Bankruptcies and store closures are hitting once iconic brands like Gymboree, RadioShack and Payless, while ecommerce operators like Amazon continue to relentlessly bolster their power.
While it seems like an unfair fight, it’s certainly not the end of an era as it may seem. Indeed the challenges of today’s commerce landscape are significant, but the current digital era also creates tremendous opportunities. This is especially true when evaluating today’s evolving approaches to customer acquisition.
Companies like Walmart, Home Depot and REI are already leading the way. They have created omnichannel platforms, improved in-store experiences and have leveraged online platforms like YouTube, Facebook and Twitter to meet shoppers at every interaction point.
There are other positive trends in the retail industry. According to a report from the National Retail Federation, there was a net increase in store openings in 2017 of more than 4,000 locations. Further, during the latest holiday season, retailers benefited from a 4.9% increase in sales, which was the best performance since 2011.
Yet the retail transformation extends far beyond 5th Avenue. Industry experts also point to the revitalization of Main Street. If anything, small and mid-size retailers have many advantages to succeed. They are nimble and creative and eager to adapt to changes, such as providing unique experiences to shoppers.
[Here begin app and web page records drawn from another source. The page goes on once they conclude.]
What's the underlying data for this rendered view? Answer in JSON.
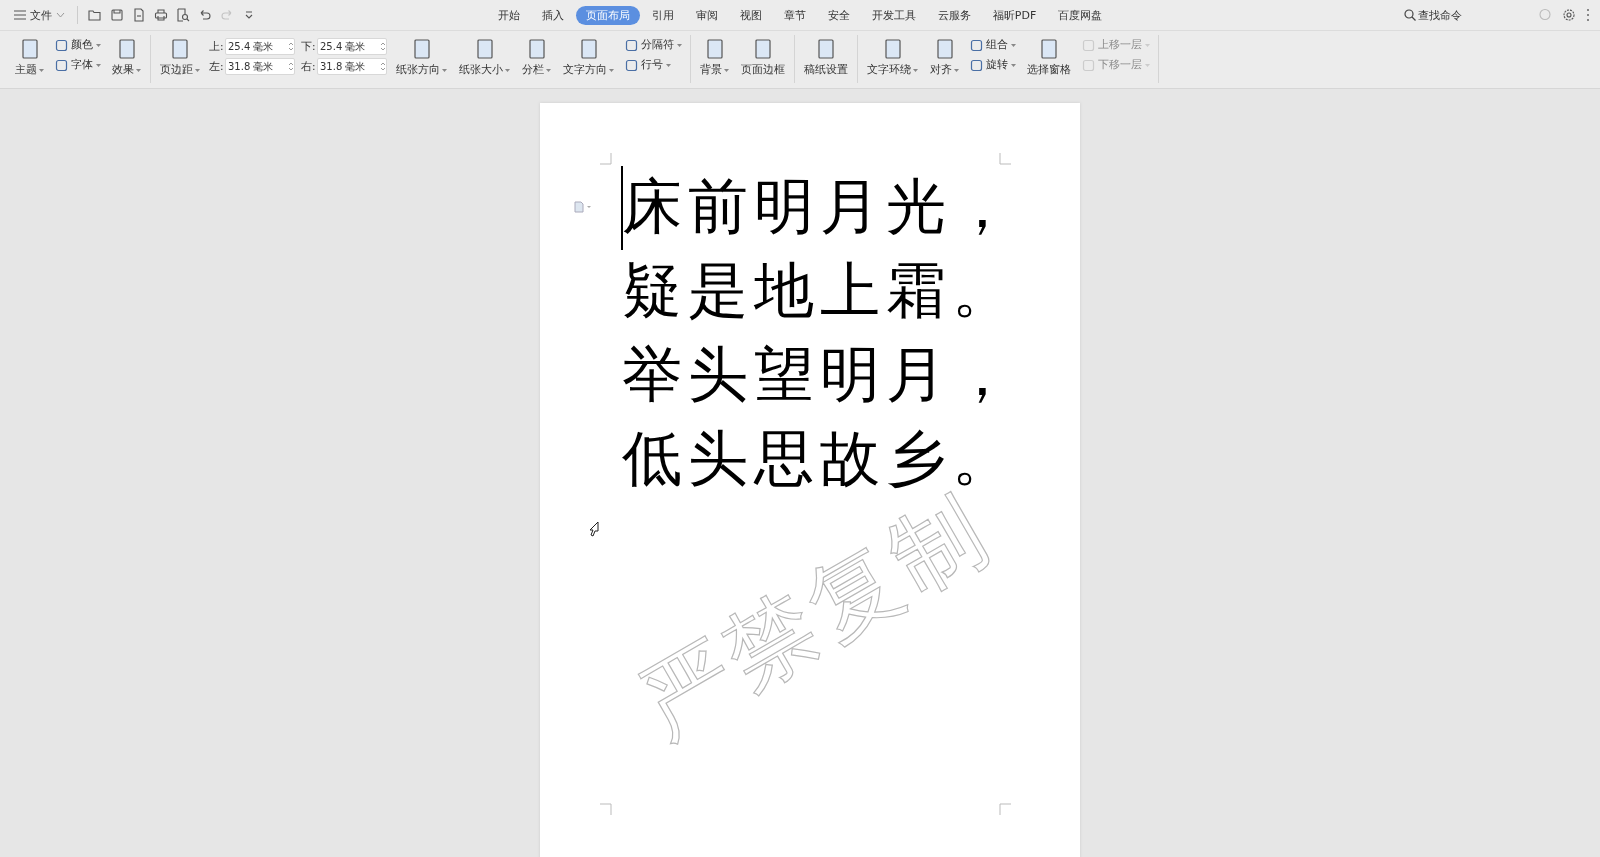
{
  "file_menu": {
    "label": "文件"
  },
  "tabs": [
    {
      "label": "开始",
      "selected": false
    },
    {
      "label": "插入",
      "selected": false
    },
    {
      "label": "页面布局",
      "selected": true
    },
    {
      "label": "引用",
      "selected": false
    },
    {
      "label": "审阅",
      "selected": false
    },
    {
      "label": "视图",
      "selected": false
    },
    {
      "label": "章节",
      "selected": false
    },
    {
      "label": "安全",
      "selected": false
    },
    {
      "label": "开发工具",
      "selected": false
    },
    {
      "label": "云服务",
      "selected": false
    },
    {
      "label": "福昕PDF",
      "selected": false
    },
    {
      "label": "百度网盘",
      "selected": false
    }
  ],
  "search": {
    "label": "查找命令"
  },
  "ribbon": {
    "groups": [
      {
        "items": [
          {
            "kind": "large",
            "label": "主题",
            "dropdown": true
          },
          {
            "kind": "stack",
            "rows": [
              {
                "label": "颜色",
                "dropdown": true,
                "disabled": false
              },
              {
                "label": "字体",
                "dropdown": true,
                "disabled": false
              }
            ]
          },
          {
            "kind": "large",
            "label": "效果",
            "dropdown": true
          }
        ]
      },
      {
        "items": [
          {
            "kind": "large",
            "label": "页边距",
            "dropdown": true
          },
          {
            "kind": "fields",
            "rows": [
              {
                "label": "上:",
                "value": "25.4 毫米"
              },
              {
                "label": "左:",
                "value": "31.8 毫米"
              }
            ]
          },
          {
            "kind": "fields",
            "rows": [
              {
                "label": "下:",
                "value": "25.4 毫米"
              },
              {
                "label": "右:",
                "value": "31.8 毫米"
              }
            ]
          },
          {
            "kind": "large",
            "label": "纸张方向",
            "dropdown": true
          },
          {
            "kind": "large",
            "label": "纸张大小",
            "dropdown": true
          },
          {
            "kind": "large",
            "label": "分栏",
            "dropdown": true
          },
          {
            "kind": "large",
            "label": "文字方向",
            "dropdown": true
          },
          {
            "kind": "stack",
            "rows": [
              {
                "label": "分隔符",
                "dropdown": true,
                "disabled": false
              },
              {
                "label": "行号",
                "dropdown": true,
                "disabled": false
              }
            ]
          }
        ]
      },
      {
        "items": [
          {
            "kind": "large",
            "label": "背景",
            "dropdown": true
          },
          {
            "kind": "large",
            "label": "页面边框",
            "dropdown": false
          }
        ]
      },
      {
        "items": [
          {
            "kind": "large",
            "label": "稿纸设置",
            "dropdown": false
          }
        ]
      },
      {
        "items": [
          {
            "kind": "large",
            "label": "文字环绕",
            "dropdown": true
          },
          {
            "kind": "large",
            "label": "对齐",
            "dropdown": true
          },
          {
            "kind": "stack",
            "rows": [
              {
                "label": "组合",
                "dropdown": true,
                "disabled": false
              },
              {
                "label": "旋转",
                "dropdown": true,
                "disabled": false
              }
            ]
          },
          {
            "kind": "large",
            "label": "选择窗格",
            "dropdown": false
          },
          {
            "kind": "stack",
            "rows": [
              {
                "label": "上移一层",
                "dropdown": true,
                "disabled": true
              },
              {
                "label": "下移一层",
                "dropdown": true,
                "disabled": true
              }
            ]
          }
        ]
      }
    ]
  },
  "document": {
    "lines": [
      "床前明月光，",
      "疑是地上霜。",
      "举头望明月，",
      "低头思故乡。"
    ],
    "watermark": "严禁复制"
  }
}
They are also unafraid to take bold moves, turning themselves into laboratories for innovation.
But even with the most progressive of thinking, the key will be finding ways to improve customer acquisition to fuel revenues and profits. The good news is that – with the ubiquity of affordable new technologies – there are tremendous opportunities for scale.
Embrace Data Collaboration: Data is the coin of the realm when it comes to customer acquisition. Retailers must know their prospects in order to make a relevant, compelling product recommendation. But unfortunately, individual retailers do not have enough scale to build an effective personalization platform. One proven workaround is to form data collaboration alliances, which allow for better reach and ROI. The most successful collaborations do require in-depth planning. Who are the best partners? Is the data fresh and relevant for purchase intent? There must also be a focus on compliance to avoid data breaches, which can expose a company to enormous legal consequences. Finally, there must be a strong omnichannel marketing strategy in place to ensure the data is used effectively across all customer touch points.
Audit Current Shoppers: The strongest applications of customer data result in acquisition strategies that are in a constant state of change and improvement. Seemingly inconsequential details – such as the color of a “Quick View” button – can have a significant impact on a shopper’s experience. This means retailers will have to experiment and experience some new obstacles, which can be unnerving. But a willingness to change and adapt is certainly worth the effort. Pinpointing how to influence the consumers with the highest propensity to convert once will likely yield a core target with the intent to buy again—filling the pipeline with a far more robust set of targets for the full lifecycle of the retailer.
Reactivate Inactive Customers: This can be a great strategy for cost-effective customer acquisition. In this case, retailers already have data on the customer and understand their needs. The customer, on the other hand, also understands the product and may have even demonstrated a certain level of intent. If the customer left because of issues like pricing, then this could be an opportunity to provide a discount or competitive incentive. Brands with new or improved offerings can reactivate a past customer as a way to reintroduce their catalog altogether. To understand the power of these approaches, look at UK global fashion retailer, New Look. By marketing to lapsed customers, the company was able to generate four times more orders with a 74 percent lower cost per order.
A Steady Path to Scale: There is quite a bit of noise in the digital marketplace. As a result, it can be easy to get sidetracked, spinning resources on less impactful initiatives. To win in the omnichannel ecosystem, taking the long view is the best approach – and will provide retailers the greatest payoff for sustainable growth.
Jess Breslav is Managing Director, Mid-Market Americas for Criteo